With the 34th overall pick in the 2018 NHL Draft, the Florida Panthers didn't let much time run off the clock before announcing their selection of Noel, the team jumping at the opportunity to add the hulking, 6-foot-5, 205-pound power forward to their burgeoning prospect pool.
"I'm so excited," said Noel, overjoyed that he'd landed somewhere warm. "It's hard to really put the words together. I came into today having no idea where I was going at all, but I'm so happy it's the Florida Panthers."
After posting 21 points (eight goals, 13 assists) during his rookie season in the Ontario Hockey League, Noel really broke out this past season with the Oshawa Generals, notching 53 points (28 goals, 25 assists) in 62 games. At 17, he also younger than most of his draft counterparts.
"As long as I keep to my schedule and my routine and my training this summer, I think in the next 2-3 years I'll be a dominant player in the NHL." Noel said.
Noel said he only had one pre-draft meeting with Florida.
"I met with them at the combine," he said. "I think it was really good. I think I got to express myself and let the scouting staff really know who I am off the ice. I really, really enjoyed speaking to them. It was a really good meeting."
With a unique blend of size, speed and skill, Noel likens his game to Winnipeg's Blake Wheeler.

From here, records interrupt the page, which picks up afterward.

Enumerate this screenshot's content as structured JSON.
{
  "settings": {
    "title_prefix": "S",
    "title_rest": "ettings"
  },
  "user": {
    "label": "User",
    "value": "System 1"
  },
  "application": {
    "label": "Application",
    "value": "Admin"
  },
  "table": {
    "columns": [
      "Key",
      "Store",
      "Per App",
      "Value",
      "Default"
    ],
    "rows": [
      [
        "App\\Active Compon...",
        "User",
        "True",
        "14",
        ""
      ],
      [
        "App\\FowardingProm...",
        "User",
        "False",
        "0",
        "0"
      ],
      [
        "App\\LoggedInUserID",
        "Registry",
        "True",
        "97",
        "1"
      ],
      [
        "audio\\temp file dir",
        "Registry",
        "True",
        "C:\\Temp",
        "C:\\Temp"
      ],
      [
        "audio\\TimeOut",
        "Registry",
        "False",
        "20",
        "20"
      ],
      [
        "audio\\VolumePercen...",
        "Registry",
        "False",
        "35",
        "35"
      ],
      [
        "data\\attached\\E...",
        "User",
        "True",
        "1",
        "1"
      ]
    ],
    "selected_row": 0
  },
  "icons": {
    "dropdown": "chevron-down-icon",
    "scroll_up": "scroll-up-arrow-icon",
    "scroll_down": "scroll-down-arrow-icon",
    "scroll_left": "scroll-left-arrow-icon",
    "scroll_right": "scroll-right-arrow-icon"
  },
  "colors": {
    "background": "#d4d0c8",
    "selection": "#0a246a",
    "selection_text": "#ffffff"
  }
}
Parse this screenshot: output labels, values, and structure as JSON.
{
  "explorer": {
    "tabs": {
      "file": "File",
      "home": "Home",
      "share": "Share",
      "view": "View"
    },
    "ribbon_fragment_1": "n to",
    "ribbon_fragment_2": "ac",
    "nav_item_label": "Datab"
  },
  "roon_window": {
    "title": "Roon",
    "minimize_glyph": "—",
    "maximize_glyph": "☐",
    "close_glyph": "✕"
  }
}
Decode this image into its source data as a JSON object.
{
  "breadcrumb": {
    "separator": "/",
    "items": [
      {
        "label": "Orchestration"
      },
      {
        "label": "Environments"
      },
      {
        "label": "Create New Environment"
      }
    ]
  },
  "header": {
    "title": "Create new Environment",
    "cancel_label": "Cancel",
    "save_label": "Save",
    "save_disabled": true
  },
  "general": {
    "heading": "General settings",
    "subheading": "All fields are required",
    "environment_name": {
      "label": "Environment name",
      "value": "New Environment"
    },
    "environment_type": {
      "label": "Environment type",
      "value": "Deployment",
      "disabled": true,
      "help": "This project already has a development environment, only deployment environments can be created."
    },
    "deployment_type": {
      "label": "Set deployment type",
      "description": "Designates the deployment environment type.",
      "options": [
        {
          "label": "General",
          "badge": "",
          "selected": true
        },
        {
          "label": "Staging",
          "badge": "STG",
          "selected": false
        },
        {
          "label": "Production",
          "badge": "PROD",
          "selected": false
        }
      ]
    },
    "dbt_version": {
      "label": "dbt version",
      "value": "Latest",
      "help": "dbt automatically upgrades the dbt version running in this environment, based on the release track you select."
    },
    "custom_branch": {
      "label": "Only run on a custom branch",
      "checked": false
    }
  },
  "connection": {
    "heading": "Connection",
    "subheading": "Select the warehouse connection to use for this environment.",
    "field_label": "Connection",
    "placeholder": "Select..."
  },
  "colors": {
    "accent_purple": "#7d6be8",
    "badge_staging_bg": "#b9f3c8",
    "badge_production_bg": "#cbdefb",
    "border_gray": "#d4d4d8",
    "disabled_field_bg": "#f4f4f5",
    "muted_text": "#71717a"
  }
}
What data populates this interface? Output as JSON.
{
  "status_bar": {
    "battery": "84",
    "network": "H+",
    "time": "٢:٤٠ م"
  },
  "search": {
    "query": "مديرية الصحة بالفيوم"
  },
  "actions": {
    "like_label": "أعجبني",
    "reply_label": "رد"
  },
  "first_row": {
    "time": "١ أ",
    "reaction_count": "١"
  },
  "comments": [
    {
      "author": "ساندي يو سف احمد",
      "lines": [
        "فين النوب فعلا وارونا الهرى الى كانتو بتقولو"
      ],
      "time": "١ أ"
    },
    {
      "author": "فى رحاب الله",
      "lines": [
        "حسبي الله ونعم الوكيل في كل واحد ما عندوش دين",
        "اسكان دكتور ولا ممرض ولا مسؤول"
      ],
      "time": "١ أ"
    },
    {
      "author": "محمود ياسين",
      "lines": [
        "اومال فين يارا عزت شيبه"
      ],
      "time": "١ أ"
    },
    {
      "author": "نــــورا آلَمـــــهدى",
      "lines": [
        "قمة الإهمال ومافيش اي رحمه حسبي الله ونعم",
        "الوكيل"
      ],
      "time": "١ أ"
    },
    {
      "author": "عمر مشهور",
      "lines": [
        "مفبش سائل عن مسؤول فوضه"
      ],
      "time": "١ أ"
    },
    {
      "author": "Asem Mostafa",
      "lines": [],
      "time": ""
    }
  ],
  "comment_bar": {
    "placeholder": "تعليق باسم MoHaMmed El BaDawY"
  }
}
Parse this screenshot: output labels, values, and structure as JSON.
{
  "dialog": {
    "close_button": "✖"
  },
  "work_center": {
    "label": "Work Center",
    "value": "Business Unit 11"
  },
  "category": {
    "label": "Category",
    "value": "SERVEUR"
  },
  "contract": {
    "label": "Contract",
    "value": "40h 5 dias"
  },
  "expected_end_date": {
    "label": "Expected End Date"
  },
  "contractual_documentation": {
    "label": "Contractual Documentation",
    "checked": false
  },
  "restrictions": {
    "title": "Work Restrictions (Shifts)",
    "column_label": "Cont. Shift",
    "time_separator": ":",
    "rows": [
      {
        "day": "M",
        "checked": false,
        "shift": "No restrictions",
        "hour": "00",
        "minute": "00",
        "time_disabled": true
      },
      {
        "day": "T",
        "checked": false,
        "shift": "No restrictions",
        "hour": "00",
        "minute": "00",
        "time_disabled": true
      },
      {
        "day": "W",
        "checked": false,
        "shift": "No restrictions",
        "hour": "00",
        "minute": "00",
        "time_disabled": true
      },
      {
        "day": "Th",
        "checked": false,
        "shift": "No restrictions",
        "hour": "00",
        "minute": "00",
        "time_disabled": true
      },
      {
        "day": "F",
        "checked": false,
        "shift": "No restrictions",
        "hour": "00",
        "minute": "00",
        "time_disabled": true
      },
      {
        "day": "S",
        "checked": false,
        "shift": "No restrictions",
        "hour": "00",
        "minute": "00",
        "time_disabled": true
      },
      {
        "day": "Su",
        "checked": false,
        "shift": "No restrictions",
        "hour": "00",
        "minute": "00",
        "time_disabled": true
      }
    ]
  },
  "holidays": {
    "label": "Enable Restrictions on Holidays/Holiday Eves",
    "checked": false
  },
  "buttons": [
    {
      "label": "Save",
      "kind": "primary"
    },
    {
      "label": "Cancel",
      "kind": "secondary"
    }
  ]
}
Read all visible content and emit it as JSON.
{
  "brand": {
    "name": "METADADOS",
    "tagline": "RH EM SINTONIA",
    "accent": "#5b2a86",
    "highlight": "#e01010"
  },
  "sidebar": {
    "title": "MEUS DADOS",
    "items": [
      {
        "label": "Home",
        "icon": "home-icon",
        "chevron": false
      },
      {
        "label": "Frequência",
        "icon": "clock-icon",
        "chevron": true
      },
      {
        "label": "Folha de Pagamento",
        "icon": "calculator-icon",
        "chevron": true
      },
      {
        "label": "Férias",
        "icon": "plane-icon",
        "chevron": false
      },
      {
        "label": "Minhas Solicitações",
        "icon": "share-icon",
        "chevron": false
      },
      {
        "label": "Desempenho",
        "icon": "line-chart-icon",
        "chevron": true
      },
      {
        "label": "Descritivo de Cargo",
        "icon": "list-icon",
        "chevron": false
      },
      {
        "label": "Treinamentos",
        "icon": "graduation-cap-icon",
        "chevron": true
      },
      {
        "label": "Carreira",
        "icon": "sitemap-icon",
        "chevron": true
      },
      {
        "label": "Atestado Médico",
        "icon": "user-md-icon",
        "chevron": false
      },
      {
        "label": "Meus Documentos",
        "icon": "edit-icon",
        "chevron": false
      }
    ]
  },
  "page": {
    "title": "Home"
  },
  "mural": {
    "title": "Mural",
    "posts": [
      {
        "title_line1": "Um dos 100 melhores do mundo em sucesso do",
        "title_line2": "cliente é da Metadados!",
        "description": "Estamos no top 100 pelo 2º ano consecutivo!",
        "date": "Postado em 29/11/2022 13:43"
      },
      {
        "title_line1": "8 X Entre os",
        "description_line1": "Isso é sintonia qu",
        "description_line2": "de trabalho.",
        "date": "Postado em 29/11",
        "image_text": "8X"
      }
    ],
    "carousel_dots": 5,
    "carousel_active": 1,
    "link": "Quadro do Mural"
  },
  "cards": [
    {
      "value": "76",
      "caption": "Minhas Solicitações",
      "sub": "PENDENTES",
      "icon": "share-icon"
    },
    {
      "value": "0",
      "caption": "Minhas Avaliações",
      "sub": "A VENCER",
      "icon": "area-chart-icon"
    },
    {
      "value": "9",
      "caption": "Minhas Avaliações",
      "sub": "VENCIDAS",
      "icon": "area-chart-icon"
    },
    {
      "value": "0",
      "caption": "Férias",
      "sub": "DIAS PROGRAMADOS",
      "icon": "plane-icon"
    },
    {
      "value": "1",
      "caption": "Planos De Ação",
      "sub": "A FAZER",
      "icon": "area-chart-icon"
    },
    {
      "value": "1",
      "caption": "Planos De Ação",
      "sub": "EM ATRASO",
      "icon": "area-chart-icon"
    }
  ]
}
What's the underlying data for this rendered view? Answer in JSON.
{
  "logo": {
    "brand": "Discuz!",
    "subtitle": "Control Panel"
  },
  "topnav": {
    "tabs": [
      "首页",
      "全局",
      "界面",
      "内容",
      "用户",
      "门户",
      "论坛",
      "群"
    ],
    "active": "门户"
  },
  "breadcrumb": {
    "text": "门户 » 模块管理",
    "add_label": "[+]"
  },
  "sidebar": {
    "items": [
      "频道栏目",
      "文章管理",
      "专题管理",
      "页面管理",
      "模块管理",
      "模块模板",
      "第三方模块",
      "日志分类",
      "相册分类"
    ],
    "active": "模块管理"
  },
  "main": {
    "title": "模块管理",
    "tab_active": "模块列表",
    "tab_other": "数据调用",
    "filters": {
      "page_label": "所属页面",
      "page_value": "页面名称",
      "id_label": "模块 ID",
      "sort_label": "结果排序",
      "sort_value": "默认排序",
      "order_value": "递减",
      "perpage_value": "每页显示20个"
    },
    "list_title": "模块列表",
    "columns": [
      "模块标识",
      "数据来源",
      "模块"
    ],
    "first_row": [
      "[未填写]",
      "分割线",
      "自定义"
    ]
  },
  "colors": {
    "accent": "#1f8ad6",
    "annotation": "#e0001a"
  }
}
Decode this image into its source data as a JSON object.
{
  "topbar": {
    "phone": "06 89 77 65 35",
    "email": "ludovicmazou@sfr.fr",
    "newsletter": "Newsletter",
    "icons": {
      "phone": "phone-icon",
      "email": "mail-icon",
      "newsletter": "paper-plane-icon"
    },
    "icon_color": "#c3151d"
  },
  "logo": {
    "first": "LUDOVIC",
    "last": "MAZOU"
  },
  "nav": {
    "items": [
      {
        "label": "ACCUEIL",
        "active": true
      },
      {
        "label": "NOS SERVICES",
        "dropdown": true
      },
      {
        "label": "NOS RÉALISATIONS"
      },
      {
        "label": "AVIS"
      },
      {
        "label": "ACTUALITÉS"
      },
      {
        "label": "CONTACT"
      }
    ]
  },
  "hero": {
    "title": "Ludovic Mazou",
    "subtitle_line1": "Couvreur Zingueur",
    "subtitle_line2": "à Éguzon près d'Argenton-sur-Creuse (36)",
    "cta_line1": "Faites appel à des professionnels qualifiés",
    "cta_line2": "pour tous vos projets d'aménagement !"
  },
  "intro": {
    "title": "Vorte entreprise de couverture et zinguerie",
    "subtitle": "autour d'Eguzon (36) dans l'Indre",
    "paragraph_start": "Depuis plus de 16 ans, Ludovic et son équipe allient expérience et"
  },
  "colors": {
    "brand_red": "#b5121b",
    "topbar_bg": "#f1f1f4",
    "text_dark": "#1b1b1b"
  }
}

"We're both tall, we're fast and we have skill," he said. "I think I'm a little more aggressive in front of the net and on the forecheck as well. He's someone I'd definitely like to model my game after."
As his skill continues to catch up to his size - a growth spurt that he traces back to eight grade -- one of Noel's weaknesses has quickly become one of his biggest strengths. While his long legs already gave him an exceptional stride, a dedication to improving his overall mobility on the ice has helped turn the Ottawa native into a much better skater.
Noel credits his improvement to skating coach Shelley Kettles, a former figure skater.
"She's really helped me a lot," he said. "I think it's come a long way, but there's definitely still a lot of room for improvement. I think to be able to make the jump to the next level it's something I'm really going to have to work on, for sure."
The son of a former Canadian Football League running back, Noel's father, Dean, never really pushed him towards football. Instead, Noel said his passion for pucks quickly developed while playing street hockey with friends, adding that "it's always been the right sport for me."
His father did, however, teach him how to be a professional.
"His lectures and speeches were never really about the hockey aspect, but more about the effort and how you hold yourself and being a professional," Noel said.
In the end, a bright future is already starting to outshine Noel's draft-day frustration.
"It's just a number, really," he said. "I've got a great opportunity in Florida to prove myself.'